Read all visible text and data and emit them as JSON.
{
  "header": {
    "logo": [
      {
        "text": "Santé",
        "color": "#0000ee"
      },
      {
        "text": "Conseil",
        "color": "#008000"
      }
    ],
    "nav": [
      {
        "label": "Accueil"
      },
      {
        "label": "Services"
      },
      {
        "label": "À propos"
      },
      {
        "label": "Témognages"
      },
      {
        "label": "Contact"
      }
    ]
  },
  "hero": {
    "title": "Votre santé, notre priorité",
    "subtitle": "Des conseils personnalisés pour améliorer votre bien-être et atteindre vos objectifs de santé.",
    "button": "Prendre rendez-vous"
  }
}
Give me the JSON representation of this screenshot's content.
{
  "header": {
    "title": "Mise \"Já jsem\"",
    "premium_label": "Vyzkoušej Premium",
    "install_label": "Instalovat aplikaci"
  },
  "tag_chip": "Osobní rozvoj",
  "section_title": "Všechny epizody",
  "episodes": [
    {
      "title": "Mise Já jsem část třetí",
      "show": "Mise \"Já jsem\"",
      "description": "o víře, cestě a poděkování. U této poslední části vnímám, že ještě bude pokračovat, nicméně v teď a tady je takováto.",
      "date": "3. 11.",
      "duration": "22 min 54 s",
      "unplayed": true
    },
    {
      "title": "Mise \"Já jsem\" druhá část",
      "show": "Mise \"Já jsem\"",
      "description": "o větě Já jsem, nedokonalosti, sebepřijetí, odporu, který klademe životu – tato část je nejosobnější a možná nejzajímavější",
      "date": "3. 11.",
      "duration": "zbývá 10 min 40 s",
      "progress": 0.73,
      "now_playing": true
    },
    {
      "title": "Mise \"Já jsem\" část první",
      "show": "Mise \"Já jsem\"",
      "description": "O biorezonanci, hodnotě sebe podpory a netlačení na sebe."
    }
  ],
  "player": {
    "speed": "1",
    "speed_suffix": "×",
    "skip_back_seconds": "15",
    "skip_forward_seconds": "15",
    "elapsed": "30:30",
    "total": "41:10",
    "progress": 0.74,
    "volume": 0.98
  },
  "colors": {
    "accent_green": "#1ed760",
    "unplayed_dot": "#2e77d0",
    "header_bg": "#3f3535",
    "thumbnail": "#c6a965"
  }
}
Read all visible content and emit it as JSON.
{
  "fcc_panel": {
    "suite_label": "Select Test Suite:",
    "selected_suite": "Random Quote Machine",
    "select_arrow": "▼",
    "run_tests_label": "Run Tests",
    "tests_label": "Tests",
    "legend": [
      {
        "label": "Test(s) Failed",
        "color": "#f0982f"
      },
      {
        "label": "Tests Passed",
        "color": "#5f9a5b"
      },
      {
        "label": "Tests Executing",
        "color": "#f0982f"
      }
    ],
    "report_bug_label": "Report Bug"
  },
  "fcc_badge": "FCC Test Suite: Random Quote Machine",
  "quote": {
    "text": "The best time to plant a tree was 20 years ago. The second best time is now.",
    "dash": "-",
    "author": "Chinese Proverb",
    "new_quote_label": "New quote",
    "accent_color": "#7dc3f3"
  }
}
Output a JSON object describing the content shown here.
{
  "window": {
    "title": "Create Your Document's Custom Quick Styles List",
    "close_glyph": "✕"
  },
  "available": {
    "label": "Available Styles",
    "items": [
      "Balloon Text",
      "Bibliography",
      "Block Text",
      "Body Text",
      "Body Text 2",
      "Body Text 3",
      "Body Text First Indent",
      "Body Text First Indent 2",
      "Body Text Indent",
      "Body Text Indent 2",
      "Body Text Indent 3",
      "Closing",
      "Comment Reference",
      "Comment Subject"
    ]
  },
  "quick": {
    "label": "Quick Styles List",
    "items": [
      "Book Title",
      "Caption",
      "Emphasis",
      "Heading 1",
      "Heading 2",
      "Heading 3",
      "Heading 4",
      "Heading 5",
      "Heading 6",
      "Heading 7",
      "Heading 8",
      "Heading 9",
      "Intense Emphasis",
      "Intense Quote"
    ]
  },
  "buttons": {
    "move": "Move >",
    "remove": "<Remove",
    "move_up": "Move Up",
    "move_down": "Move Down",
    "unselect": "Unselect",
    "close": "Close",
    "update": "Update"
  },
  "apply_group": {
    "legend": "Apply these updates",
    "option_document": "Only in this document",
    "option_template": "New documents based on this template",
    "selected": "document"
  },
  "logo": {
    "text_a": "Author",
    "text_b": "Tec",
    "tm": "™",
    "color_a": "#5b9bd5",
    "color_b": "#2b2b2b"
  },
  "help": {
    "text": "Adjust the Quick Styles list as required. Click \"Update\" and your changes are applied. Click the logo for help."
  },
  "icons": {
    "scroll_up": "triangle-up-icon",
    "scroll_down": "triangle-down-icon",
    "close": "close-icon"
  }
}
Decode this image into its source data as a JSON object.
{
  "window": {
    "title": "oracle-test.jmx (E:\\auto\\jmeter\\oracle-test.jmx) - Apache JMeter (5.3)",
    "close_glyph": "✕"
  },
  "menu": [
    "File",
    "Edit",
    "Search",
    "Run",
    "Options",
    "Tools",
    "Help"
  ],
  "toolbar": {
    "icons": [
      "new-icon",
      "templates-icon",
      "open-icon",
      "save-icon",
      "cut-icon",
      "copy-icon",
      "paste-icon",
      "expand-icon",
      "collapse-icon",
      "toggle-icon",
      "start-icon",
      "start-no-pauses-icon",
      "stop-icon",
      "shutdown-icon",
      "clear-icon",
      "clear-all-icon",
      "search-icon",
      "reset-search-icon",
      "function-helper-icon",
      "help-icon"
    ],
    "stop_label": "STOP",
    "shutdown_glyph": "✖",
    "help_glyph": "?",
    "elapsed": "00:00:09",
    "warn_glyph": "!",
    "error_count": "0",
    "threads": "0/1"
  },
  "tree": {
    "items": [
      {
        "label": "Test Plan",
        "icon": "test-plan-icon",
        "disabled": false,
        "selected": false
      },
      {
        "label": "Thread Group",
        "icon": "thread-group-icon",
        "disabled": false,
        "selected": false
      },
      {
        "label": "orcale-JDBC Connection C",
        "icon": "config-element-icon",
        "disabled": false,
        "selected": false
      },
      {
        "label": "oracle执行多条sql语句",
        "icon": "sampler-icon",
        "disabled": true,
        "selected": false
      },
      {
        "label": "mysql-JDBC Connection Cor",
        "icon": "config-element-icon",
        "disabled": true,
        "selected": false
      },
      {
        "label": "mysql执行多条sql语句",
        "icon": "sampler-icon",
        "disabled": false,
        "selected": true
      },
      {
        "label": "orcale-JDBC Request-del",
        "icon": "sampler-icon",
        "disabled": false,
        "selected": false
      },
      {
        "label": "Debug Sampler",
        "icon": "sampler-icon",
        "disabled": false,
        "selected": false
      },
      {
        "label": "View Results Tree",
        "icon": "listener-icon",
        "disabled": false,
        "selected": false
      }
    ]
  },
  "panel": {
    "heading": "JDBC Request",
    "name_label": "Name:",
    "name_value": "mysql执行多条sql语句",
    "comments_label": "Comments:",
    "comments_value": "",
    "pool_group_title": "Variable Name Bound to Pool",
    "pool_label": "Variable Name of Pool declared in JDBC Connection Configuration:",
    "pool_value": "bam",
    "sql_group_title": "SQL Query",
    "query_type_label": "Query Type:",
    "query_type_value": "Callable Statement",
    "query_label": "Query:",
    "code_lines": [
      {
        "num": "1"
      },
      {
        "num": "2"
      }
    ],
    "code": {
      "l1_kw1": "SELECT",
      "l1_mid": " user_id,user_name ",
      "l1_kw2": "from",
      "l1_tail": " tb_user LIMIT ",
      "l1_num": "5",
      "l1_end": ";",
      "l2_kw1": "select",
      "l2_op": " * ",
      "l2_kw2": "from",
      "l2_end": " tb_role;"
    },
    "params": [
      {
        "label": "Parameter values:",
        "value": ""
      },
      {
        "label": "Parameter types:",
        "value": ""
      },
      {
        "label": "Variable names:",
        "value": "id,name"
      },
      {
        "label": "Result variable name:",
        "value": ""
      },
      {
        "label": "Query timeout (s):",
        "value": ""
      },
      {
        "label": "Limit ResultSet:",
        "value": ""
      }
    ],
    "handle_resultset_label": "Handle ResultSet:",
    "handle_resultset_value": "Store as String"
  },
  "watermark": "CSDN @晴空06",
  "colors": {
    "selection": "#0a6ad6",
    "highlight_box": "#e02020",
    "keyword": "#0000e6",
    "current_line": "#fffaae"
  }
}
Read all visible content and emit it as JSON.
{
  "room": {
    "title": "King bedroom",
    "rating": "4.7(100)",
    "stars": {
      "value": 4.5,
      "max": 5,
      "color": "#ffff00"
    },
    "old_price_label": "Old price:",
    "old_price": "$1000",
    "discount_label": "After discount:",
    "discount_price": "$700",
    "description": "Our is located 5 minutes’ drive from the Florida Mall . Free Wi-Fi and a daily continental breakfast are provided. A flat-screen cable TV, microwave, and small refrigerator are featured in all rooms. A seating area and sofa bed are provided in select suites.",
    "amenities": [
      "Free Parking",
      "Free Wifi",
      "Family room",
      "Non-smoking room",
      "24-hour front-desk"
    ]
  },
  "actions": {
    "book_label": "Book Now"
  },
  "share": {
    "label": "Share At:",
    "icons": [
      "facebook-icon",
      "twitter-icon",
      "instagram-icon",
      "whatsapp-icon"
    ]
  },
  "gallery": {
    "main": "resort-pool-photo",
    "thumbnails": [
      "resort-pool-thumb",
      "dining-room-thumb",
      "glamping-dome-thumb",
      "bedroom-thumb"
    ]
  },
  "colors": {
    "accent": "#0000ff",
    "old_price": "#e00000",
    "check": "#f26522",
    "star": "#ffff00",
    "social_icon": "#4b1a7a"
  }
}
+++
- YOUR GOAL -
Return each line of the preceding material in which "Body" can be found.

- TASK SOLUTION -
      "Body Text",
      "Body Text 2",
      "Body Text 3",
      "Body Text First Indent",
      "Body Text First Indent 2",
      "Body Text Indent",
      "Body Text Indent 2",
      "Body Text Indent 3",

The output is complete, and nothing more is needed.